Start of Material for this exercise
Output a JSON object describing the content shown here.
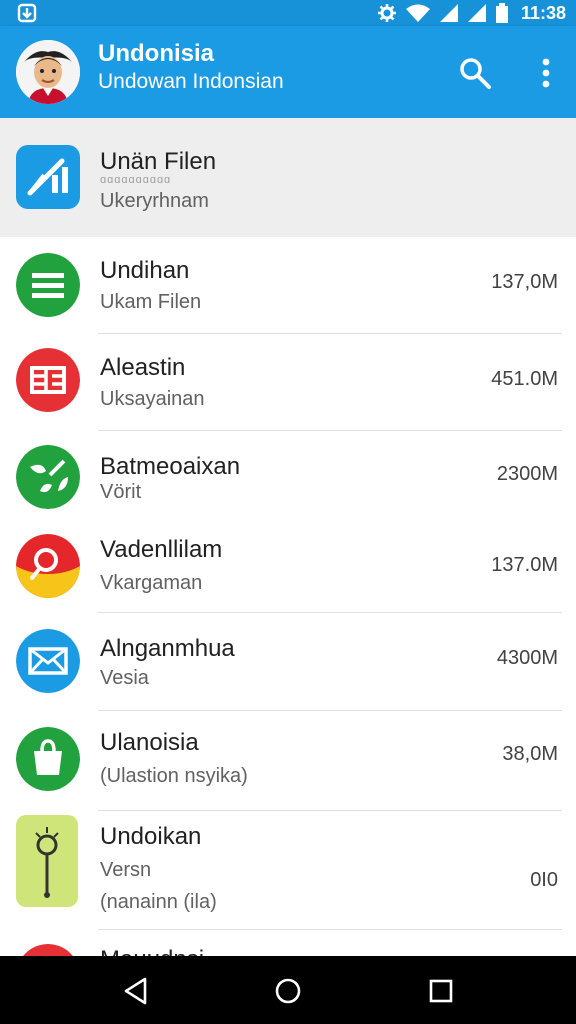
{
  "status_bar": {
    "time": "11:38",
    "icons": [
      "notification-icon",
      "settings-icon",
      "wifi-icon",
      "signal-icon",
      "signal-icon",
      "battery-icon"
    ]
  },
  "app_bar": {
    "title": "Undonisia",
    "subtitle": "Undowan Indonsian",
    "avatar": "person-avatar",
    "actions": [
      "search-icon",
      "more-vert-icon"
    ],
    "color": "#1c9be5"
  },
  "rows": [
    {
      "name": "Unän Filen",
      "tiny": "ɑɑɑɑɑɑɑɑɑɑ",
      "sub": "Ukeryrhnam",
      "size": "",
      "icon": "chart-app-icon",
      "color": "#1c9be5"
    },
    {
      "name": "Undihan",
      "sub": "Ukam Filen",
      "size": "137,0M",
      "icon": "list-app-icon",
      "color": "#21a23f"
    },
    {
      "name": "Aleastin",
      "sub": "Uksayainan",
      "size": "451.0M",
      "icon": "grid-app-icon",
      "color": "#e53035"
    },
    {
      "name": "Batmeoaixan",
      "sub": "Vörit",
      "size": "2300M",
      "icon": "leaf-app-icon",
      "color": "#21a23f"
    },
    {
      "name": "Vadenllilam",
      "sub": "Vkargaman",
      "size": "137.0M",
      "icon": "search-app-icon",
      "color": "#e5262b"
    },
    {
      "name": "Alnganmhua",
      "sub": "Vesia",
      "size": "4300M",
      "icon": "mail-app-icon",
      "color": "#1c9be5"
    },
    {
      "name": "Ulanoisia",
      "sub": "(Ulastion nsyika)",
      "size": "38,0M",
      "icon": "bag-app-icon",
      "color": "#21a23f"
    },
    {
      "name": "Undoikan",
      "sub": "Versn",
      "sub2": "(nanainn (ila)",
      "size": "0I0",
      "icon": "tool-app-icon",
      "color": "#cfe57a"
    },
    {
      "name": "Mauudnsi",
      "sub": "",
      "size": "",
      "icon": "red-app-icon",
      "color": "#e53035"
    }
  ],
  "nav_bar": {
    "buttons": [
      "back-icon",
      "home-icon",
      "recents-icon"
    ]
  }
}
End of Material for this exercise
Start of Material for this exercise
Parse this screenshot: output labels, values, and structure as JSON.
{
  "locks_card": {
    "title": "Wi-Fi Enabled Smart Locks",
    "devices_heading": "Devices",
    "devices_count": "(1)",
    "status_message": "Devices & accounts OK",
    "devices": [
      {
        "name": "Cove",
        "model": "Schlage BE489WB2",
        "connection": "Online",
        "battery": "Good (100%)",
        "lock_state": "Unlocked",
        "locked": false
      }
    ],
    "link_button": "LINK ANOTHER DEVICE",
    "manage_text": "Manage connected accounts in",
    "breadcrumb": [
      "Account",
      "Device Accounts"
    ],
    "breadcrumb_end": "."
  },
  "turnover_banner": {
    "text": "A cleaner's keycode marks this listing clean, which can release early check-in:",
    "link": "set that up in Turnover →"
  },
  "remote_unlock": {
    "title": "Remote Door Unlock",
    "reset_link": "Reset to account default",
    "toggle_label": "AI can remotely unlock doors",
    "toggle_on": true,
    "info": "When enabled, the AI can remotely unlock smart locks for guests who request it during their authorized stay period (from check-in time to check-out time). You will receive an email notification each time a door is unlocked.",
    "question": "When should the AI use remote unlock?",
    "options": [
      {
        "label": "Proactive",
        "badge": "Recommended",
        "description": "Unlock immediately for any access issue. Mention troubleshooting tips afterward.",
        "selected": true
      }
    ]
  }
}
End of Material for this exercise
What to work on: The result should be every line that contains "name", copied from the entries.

Answer below:
      "name": "Unän Filen",
      "name": "Undihan",
      "name": "Aleastin",
      "name": "Batmeoaixan",
      "name": "Vadenllilam",
      "name": "Alnganmhua",
      "name": "Ulanoisia",
      "name": "Undoikan",
      "name": "Mauudnsi",
        "name": "Cove",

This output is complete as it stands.